I am a PhD candidate in the Department of Sociology at Indiana University. I received my M.A. in Sociology and M.S. in Applied Statistics from IU Bloomington and hold a B.A. in Global Studies and Spanish from Providence College.
My research lies at the intersection of gender, sexuality, race and sport. My dissertation uses the case study of former Division I NCAA college athletes’ transition out of college athletics to examine how race and sexuality impact a) the ways people hold themselves and others accountable for how they express their gendered selves. And b) when and under what conditions people reject previous gender socialization or use it to their advantage. I merge theories of race, culture, and gender to examine the ways whiteness shapes gender accountability across contexts, and how respondents use their cultural toolkits learned through college athletics to uphold this accountability. I focus on behaviors and attitudes associated with recreational sport, work, and family/romantic life.

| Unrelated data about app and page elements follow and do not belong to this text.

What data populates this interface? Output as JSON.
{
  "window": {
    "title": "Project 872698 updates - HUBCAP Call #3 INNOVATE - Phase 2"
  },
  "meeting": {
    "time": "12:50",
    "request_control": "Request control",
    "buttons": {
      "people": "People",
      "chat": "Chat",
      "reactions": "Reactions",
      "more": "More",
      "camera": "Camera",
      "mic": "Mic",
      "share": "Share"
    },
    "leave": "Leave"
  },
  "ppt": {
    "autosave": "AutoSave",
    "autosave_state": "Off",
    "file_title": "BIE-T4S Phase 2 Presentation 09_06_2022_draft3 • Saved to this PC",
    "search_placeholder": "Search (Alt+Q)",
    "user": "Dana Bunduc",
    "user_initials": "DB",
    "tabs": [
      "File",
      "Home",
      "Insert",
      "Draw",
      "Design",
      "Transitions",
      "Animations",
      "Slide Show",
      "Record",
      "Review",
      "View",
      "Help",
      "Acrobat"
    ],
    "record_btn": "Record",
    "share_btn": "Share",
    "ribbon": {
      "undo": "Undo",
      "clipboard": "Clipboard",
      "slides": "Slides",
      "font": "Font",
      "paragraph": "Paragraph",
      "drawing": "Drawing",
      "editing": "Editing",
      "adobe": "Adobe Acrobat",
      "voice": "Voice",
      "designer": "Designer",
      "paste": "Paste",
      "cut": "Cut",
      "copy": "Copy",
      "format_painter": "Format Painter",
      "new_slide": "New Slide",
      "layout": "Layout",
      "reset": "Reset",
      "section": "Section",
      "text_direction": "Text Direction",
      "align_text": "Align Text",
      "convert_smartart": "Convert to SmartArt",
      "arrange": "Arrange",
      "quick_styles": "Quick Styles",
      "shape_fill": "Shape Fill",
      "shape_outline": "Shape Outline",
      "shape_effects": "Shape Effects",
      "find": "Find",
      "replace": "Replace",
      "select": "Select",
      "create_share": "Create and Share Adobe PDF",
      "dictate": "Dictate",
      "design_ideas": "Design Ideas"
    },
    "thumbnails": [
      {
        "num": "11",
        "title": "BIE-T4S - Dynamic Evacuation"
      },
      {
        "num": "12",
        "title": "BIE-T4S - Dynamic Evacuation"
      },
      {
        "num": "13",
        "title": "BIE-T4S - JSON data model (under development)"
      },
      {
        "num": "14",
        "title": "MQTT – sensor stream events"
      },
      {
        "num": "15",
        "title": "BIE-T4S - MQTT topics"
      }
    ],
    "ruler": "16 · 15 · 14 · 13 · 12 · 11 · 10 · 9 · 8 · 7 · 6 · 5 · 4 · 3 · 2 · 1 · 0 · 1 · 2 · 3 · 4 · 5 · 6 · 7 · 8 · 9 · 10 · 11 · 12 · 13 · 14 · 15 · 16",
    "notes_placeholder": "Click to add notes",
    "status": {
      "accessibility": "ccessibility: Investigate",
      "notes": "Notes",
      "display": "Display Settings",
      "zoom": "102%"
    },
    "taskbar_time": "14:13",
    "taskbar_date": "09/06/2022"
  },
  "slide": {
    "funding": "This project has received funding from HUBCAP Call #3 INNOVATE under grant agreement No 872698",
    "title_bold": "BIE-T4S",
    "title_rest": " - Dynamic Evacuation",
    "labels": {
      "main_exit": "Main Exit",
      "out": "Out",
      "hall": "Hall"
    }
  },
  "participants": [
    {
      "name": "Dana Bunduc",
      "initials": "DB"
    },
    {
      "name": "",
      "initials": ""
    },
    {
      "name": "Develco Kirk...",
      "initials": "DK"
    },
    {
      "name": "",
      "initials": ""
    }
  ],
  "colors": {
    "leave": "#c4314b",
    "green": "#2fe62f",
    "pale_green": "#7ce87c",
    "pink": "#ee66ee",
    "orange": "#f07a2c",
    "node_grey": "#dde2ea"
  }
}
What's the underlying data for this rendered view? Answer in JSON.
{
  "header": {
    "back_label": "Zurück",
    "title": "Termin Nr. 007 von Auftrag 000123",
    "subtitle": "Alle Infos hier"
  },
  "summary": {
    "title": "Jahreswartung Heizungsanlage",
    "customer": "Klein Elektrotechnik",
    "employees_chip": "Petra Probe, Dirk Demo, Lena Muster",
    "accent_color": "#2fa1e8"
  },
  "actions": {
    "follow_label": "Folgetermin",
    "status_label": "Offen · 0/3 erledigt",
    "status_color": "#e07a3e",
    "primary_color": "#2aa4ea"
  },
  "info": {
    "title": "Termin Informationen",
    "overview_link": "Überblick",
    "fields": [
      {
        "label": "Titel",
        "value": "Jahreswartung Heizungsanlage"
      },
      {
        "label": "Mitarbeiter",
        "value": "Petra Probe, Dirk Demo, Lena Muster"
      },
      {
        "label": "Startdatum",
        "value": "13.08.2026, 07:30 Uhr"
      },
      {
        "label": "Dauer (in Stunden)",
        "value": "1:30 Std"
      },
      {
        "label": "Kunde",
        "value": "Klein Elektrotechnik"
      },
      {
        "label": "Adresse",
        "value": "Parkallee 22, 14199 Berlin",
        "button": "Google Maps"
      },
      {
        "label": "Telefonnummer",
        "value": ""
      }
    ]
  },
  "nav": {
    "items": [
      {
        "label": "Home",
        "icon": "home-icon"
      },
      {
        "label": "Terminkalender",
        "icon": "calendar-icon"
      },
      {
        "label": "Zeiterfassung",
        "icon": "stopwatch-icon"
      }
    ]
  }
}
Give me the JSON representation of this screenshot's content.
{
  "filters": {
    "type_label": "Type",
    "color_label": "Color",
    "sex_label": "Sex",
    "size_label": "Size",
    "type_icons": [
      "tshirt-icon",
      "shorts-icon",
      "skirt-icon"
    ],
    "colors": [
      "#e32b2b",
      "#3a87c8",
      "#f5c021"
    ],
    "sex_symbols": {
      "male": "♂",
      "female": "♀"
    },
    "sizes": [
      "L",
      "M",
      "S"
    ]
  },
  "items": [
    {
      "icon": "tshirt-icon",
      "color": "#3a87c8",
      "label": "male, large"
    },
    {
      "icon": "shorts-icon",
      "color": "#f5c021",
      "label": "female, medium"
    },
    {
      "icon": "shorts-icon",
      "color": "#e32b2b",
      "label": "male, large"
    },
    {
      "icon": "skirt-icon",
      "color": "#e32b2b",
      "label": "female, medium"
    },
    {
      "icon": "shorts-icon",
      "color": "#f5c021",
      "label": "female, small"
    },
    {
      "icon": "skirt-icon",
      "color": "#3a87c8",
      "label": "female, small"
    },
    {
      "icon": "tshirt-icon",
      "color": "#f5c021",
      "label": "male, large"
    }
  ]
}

My theoretical interests and collaborative work involve an array of methodological approaches including: in-depth qualitative interviews, secondary data analysis, and experiments (online and field). These projects include: A large-scaled research project involving survey experiments and an audit study, which seeks to uncover the mechanisms that produce socioeconomic disadvantage among Asian and Asian American workers in the United States (PI: Stephan Benard). A second study (Co-PI with Pamela Braboy Jackson) uses data from the National Longitudinal Study of Adolescent to Adult Health to examine how role sequencing of women (sequence of education, entering into the labor force, marriage, motherhood) impacts various health and economic outcomes and if these outcomes vary by race.